• [Work task]
If a line in the material below holds the string "Archbishop", tally it, then give the tally alone.

• [Study material]

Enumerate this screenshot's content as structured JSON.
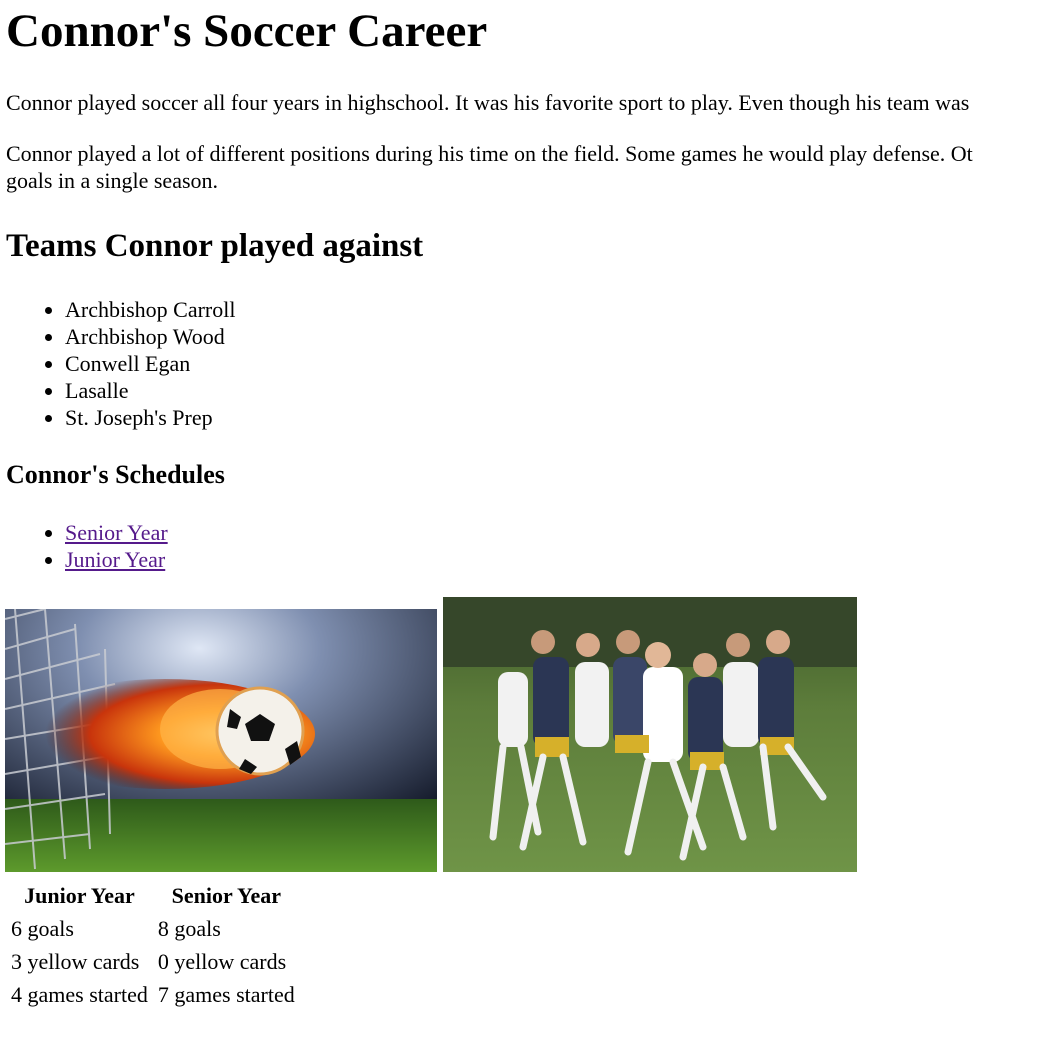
{
  "title": "Connor's Soccer Career",
  "paragraphs": [
    "Connor played soccer all four years in highschool. It was his favorite sport to play. Even though his team was",
    "Connor played a lot of different positions during his time on the field. Some games he would play defense. Other games he scored over eight goals in a single season."
  ],
  "teams_heading": "Teams Connor played against",
  "teams": [
    "Archbishop Carroll",
    "Archbishop Wood",
    "Conwell Egan",
    "Lasalle",
    "St. Joseph's Prep"
  ],
  "schedules_heading": "Connor's Schedules",
  "schedules": [
    "Senior Year",
    "Junior Year"
  ],
  "stats": {
    "headers": [
      "Junior Year",
      "Senior Year"
    ],
    "rows": [
      [
        "6 goals",
        "8 goals"
      ],
      [
        "3 yellow cards",
        "0 yellow cards"
      ],
      [
        "4 games started",
        "7 games started"
      ]
    ]
  },
  "images": {
    "fire_ball": "flaming-soccer-ball-image",
    "team_action": "soccer-players-action-photo"
  },
  "colors": {
    "link": "#551a8b",
    "text": "#000000"
  }
}
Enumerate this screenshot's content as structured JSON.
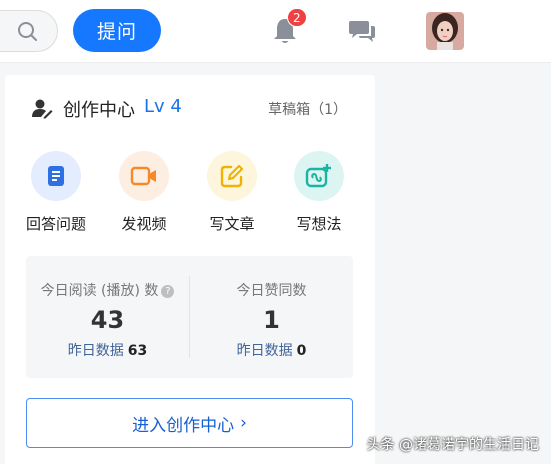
{
  "header": {
    "ask_label": "提问",
    "notification_count": "2"
  },
  "creator": {
    "title": "创作中心",
    "level": "Lv 4",
    "drafts": "草稿箱（1）",
    "actions": [
      {
        "label": "回答问题",
        "icon": "answer-doc-icon",
        "color": "#2f6fe4",
        "bg": "#e3edfd"
      },
      {
        "label": "发视频",
        "icon": "video-icon",
        "color": "#f5892a",
        "bg": "#fdeee2"
      },
      {
        "label": "写文章",
        "icon": "edit-icon",
        "color": "#f0b400",
        "bg": "#fdf6dd"
      },
      {
        "label": "写想法",
        "icon": "idea-link-icon",
        "color": "#1bb3a3",
        "bg": "#ddf5f2"
      }
    ],
    "stats": [
      {
        "title": "今日阅读 (播放) 数",
        "value": "43",
        "yesterday_label": "昨日数据",
        "yesterday_value": "63"
      },
      {
        "title": "今日赞同数",
        "value": "1",
        "yesterday_label": "昨日数据",
        "yesterday_value": "0"
      }
    ],
    "help_mark": "?",
    "enter_label": "进入创作中心",
    "enter_chevron": "›"
  },
  "watermark": "头条 @诸葛诺宇的生活日记"
}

• [Task solution]
2